I just couldn’t pass up this quote. Is xenophobia alive and well in Macau, or is A casino magnate just trying to articulate his vision for his company’s continued dominance?
“We are Chinese and we will not be disgraced. We will not lose to the intruders.”
This was in an interesting story (with an opening historical misstatement) called Macau may trump Vegas (28-03-2005).
This week, I was talking to a reporter about the comparative nightlife of Macau and Singapore (I actually was taken to this place in Singapore). I struggled for words to tactfully explain what appeared to be the rampant prostitution in both cities. Singapore did a much better job of containing aggressively solicitous prostitutes to the nightclubs, while in Macau they seemed to rule the streets. At last, I have found a journalistic treatment of this phenomenon.
Continue reading Macau nightlife
Poring through an old history of Monaco in my research for Roll the Bones, I learned that Carnegie’s Diplodocus was discovered during the excavations for a rail line.
I found this mildly interesting. What a 19th century industrialist has to do with a prehistoric dinosaur, and why the long-necked creature was messing around near Monaco, I’ll leave to your imagination.
I’ve always thought that being a diplodocus would be kind of a mixed blessing. Sure, you’ve got the long neck and everything, but would anyone take you seriously with a name like that? He is a goofy-looking fellow though, isn’t he?
I’m not about to make light of problem or illegal gambling, but each of these headlines stuck me as oddly humorous:
Gambling Addicts Prepare For Casino
Tough war against gambling virus
I thought the first story might be an exercise in cynicism, and was surprised that what the editor meant to say was that gambling opponents were gearing up to fight a casino proposal.
I honestly thought the second story would be about some new computer virus embedded in a gaming download. Come to find out it’s just about the National People’s Congress continuing fight against illegal Chinese gambling.
A longtime reader sent this one to me, and, since I seem to have a special weakness for strange animal stories (e.g., the police nemesis turkey, Philadelphia fried chicken restaurant deer, and the unforgettable mystery mammal), I’m going to share what I’ve learned about the pride of Alapaha, Georgia: Hogzilla.
Continue reading An impressive beast
While browsing Harrah’s website, I decided to sign up to get email updates about properties. I already get them from most casino companies, and I figured that it might be a good idea to do the same for the soon-to-be world’s largest.

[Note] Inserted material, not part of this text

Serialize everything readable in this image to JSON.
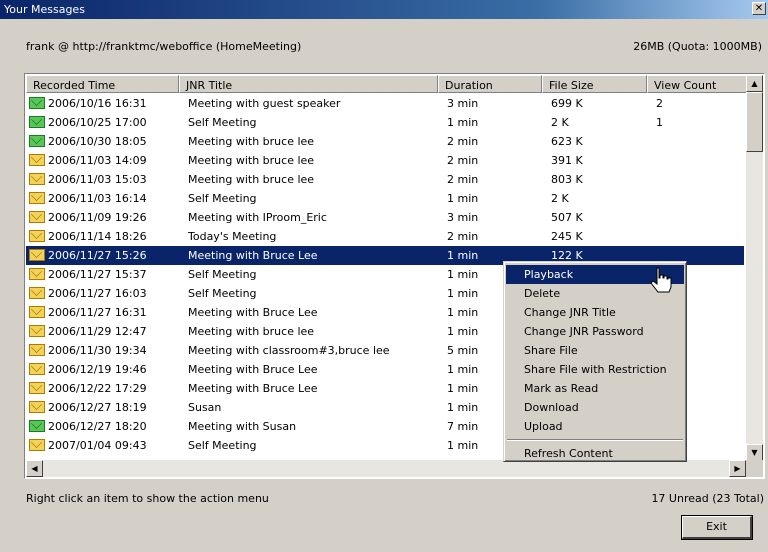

I gave my email, the name of “UNLV Special Collections, and a birthdate sometime in March 1957 (the year the university was “born”).
So imagine my delight this morning when I got an email offering a Happy Birthday From Harrah’s.
Continue reading Birthday wishes!
You’ve got to love the subhead for this Guardian look at Macau: “With mobsters jailed and foreign investors pouring money into its gaming industry, Macau is enjoying a spectacular boom .”
Continue reading Macau Mania
Today I got this email from the Las Vegas Centennial Celebration Committee:
Answer: This is the date that a Las Vegas Category will be featured on
Question: WHAT IS: MONDAY, APRIL 4TH, 2005?
That’s going to be fun, but what about an entire round based on Las Vegas and gambling topics?
Continue reading “I’ll take Sin City for $200, Alex”
When casinos opened in Atlantic City in 1978, New Jersey governor Brendan Byrne famously warned organized crime to keep their stinking paws off of his state. Well, those weren’t his exact words, but they would have been in Charlton Heston had been playing him. Come to think of it, Byrne wasn’t going around half-naked either, so I guess the Planet of the Apes reference doesn’t really work.
To make sure that organized crime remained out of the state’s lucrative casino gaming business, strict controls were enacted. Those deemed unacceptable were placed on the list of undesirable persons and excluded. It works fine, until you exclude the wrong person.
Continue reading Mob mix-up